_The data_:
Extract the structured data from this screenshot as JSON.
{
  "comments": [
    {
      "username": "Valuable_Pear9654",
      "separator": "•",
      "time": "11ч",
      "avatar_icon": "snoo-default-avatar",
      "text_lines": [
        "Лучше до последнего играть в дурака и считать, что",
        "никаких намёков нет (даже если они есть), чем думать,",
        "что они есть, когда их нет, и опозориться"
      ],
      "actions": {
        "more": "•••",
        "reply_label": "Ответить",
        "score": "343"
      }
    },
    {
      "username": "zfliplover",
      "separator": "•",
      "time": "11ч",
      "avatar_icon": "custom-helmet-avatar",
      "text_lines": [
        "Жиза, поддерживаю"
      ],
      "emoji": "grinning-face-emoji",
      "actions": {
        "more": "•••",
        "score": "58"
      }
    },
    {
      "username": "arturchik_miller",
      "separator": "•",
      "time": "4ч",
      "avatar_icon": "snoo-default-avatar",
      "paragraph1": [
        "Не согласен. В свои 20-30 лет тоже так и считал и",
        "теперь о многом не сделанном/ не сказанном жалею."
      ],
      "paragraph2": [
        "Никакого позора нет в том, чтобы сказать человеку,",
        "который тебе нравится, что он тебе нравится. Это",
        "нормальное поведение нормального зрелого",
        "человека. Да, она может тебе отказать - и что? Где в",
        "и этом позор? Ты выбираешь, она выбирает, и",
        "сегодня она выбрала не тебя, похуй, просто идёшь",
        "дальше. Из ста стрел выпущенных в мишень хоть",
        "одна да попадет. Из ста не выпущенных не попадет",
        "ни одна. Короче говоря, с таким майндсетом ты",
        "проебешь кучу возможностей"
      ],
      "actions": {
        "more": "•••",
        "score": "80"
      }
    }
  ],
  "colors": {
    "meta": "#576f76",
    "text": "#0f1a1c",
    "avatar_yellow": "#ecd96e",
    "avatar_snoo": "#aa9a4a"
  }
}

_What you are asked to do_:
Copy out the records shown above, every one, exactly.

_Exercise solution_:
Extract the structured data from this screenshot as JSON.
{
  "comments": [
    {
      "username": "Valuable_Pear9654",
      "separator": "•",
      "time": "11ч",
      "avatar_icon": "snoo-default-avatar",
      "text_lines": [
        "Лучше до последнего играть в дурака и считать, что",
        "никаких намёков нет (даже если они есть), чем думать,",
        "что они есть, когда их нет, и опозориться"
      ],
      "actions": {
        "more": "•••",
        "reply_label": "Ответить",
        "score": "343"
      }
    },
    {
      "username": "zfliplover",
      "separator": "•",
      "time": "11ч",
      "avatar_icon": "custom-helmet-avatar",
      "text_lines": [
        "Жиза, поддерживаю"
      ],
      "emoji": "grinning-face-emoji",
      "actions": {
        "more": "•••",
        "score": "58"
      }
    },
    {
      "username": "arturchik_miller",
      "separator": "•",
      "time": "4ч",
      "avatar_icon": "snoo-default-avatar",
      "paragraph1": [
        "Не согласен. В свои 20-30 лет тоже так и считал и",
        "теперь о многом не сделанном/ не сказанном жалею."
      ],
      "paragraph2": [
        "Никакого позора нет в том, чтобы сказать человеку,",
        "который тебе нравится, что он тебе нравится. Это",
        "нормальное поведение нормального зрелого",
        "человека. Да, она может тебе отказать - и что? Где в",
        "и этом позор? Ты выбираешь, она выбирает, и",
        "сегодня она выбрала не тебя, похуй, просто идёшь",
        "дальше. Из ста стрел выпущенных в мишень хоть",
        "одна да попадет. Из ста не выпущенных не попадет",
        "ни одна. Короче говоря, с таким майндсетом ты",
        "проебешь кучу возможностей"
      ],
      "actions": {
        "more": "•••",
        "score": "80"
      }
    }
  ],
  "colors": {
    "meta": "#576f76",
    "text": "#0f1a1c",
    "avatar_yellow": "#ecd96e",
    "avatar_snoo": "#aa9a4a"
  }
}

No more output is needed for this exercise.